The first hour of Christina Anderson’s How to Catch Creation concludes with a revolving montage of creative acts: writing, painting, sewing, lovemaking. It seems like a great ending, summarizing the play’s themes in one concise sequence of images.
Except that the play, presented by the Philadelphia Theatre Company in all its glorious messiness and two-hour, 30-minute run time, has a second act. It features the further adventures of a set of matter-of-factly sexually fluid, mostly well-meaning characters, all of them African American and living in or around San Francisco. Their relationships are imperfect, and their stories intersect, in both the past and the present, in ways we can generally predict well before the characters themselves.
Commissioned by Chicago’s Goodman Theatre, How to Catch Creation is a co-production with Baltimore Center Stage, culled from the 2017 Kilroys’ List of under-produced plays by women, trans playwrights, and writers with other intersections of race, gender identity, and class. PTC has committed to producing one play from the Kilroys each season.
Anderson’s credits are impressive (the Public Theatre, Yale Repertory Theatre, Playwrights Horizons), and she is interim head of playwriting at Brown University, a leading source of theatrical talent. Yet even with a strong ensemble and energetic direction by Nataki Garrett, How to Catch Creation seems unfinished. It cries out for compression and smart dramaturgical help to answer some of the questions it raises.
The nub of the play — its seed, according to Anderson — is the longing of Griffin (Lindsay Smiling), wrongfully incarcerated for a quarter century but now a free man, to have a child. He is 47, apparently straight (his sexuality is never disclosed), financially comfortable, attractive, self-educated, witty, and even a feminist. He lives in a palatial apartment in a city in which both straight men and real estate are highly valued. Yet he can’t think of any alternative apart from surrogacy or adoption.

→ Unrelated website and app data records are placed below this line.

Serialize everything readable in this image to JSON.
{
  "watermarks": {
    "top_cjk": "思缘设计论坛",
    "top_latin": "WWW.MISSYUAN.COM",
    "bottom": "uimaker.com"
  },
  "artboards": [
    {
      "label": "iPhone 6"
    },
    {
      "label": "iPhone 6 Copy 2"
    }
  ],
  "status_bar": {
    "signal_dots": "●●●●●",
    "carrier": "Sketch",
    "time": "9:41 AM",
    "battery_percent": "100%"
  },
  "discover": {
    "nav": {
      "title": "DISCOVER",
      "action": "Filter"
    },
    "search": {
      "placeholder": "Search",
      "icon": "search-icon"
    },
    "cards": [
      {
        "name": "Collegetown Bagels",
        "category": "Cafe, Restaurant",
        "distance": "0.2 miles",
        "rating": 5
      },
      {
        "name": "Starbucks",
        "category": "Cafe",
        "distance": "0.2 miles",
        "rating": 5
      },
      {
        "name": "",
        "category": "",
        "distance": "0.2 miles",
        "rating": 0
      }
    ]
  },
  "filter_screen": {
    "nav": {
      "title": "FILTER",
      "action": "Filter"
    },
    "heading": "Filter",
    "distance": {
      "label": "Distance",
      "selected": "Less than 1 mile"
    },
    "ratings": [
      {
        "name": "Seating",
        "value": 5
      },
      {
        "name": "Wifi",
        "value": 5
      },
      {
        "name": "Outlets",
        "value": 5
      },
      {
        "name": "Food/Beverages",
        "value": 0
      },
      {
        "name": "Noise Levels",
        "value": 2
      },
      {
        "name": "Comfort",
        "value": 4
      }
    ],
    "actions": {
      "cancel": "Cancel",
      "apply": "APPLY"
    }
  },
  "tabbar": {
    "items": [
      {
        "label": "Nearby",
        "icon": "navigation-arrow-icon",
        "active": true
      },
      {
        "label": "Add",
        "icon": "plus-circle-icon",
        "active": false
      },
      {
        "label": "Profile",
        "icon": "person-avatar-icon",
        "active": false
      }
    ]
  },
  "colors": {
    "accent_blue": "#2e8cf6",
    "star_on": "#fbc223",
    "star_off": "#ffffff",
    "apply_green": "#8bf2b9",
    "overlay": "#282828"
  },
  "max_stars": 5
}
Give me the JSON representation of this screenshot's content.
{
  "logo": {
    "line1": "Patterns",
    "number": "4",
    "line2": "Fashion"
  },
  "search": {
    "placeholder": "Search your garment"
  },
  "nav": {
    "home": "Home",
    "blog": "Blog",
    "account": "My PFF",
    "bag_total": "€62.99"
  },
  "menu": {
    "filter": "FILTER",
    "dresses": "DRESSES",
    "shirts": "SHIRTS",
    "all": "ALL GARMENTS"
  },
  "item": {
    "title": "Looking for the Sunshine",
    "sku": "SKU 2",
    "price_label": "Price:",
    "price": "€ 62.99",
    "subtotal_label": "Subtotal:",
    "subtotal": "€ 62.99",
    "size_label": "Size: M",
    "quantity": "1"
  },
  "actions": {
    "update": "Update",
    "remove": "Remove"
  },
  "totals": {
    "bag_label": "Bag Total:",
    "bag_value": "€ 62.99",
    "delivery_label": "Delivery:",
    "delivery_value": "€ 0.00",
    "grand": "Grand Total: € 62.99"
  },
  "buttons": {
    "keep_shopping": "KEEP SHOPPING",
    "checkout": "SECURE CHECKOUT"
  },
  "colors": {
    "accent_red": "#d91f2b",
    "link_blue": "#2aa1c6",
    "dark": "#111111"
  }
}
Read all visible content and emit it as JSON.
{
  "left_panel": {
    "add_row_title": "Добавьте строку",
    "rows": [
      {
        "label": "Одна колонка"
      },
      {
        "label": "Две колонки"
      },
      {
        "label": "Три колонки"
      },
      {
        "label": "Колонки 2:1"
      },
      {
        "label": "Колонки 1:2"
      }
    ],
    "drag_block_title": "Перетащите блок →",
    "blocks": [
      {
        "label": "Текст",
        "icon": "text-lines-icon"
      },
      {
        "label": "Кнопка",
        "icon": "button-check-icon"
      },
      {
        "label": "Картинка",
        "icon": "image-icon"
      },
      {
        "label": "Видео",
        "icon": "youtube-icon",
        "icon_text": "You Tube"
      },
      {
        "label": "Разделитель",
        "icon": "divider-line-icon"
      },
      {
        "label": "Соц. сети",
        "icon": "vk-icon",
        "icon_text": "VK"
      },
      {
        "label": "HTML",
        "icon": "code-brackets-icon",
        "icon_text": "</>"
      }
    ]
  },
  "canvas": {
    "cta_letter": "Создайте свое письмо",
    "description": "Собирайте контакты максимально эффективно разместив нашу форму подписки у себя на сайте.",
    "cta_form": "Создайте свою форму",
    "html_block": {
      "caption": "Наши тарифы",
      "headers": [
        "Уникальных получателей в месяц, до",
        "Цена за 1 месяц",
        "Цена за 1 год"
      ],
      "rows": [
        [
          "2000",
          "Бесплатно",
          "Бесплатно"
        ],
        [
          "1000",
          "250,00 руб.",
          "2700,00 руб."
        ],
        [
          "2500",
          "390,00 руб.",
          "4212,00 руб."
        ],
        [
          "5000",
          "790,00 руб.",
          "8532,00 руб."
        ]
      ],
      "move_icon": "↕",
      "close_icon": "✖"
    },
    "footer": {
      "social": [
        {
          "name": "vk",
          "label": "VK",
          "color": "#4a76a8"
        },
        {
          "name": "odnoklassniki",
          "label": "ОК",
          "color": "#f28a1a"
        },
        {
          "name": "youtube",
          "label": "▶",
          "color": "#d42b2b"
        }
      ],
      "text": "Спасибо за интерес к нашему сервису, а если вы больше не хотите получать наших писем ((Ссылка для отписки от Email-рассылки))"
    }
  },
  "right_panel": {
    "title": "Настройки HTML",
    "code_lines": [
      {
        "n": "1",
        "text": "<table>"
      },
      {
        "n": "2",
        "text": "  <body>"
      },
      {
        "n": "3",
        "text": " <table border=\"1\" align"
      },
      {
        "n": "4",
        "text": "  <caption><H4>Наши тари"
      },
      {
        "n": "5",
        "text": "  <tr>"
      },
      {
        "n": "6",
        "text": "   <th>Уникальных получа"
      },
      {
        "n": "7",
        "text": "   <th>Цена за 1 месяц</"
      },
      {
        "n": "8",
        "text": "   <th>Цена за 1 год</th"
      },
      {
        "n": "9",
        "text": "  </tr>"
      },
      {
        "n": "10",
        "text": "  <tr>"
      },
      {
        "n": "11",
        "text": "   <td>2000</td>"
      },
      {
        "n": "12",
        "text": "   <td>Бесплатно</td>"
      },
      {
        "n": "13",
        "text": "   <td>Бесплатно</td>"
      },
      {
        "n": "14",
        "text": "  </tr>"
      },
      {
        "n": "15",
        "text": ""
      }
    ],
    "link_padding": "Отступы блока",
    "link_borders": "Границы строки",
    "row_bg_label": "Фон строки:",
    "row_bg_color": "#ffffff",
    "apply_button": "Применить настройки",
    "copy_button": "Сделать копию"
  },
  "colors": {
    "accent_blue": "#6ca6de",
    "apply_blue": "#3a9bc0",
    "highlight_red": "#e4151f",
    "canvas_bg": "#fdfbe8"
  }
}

Griffin’s best friend and longtime advocate is Tami (Stephanie Weeks), a lesbian painter and art school administrator whose taste in partners has led her down some dark paths. Weeks’ stylish performance juices the action. She has chemistry, albeit of different sorts, with Griffin and with a young computer tech, Riley (Shayna Small, also appealing). Riley is involved with Stokes (Jonathan Bangs), an aspiring portraitist; it’s her advocacy for him that unexpectedly connects her to Tami. See, everyone really does mean well.
There’s one more couple — Natalie (Shauna Miles), a seamstress, and G.K. Marche (Tiffani Barbour), a novelist — whose relationship is clearly headed for trouble. If you haven’t read the program, you may be slow to realize that most of their scenes are taking place in the 1960s. (The typewriter is something of a tip-off.) G.K., supposedly a terrific prose stylist, has the play’s worst line: “How can you and I raise a child in a space of negotiation?”
Jason Sherwood’s turntable set features a representation of the Golden Gate Bridge, a projected sky of changing colors, and furniture indicating a variety of locations, all moodily lit by Xavier Pierce. Sound designer and composer Curtis Craig’s percussive, jazzy music is worthy of note, as are Ivania Stack’s costumes (especially elegant and eye-catching for Tami). But a sleek production can’t paper over the playwright’s stumbles.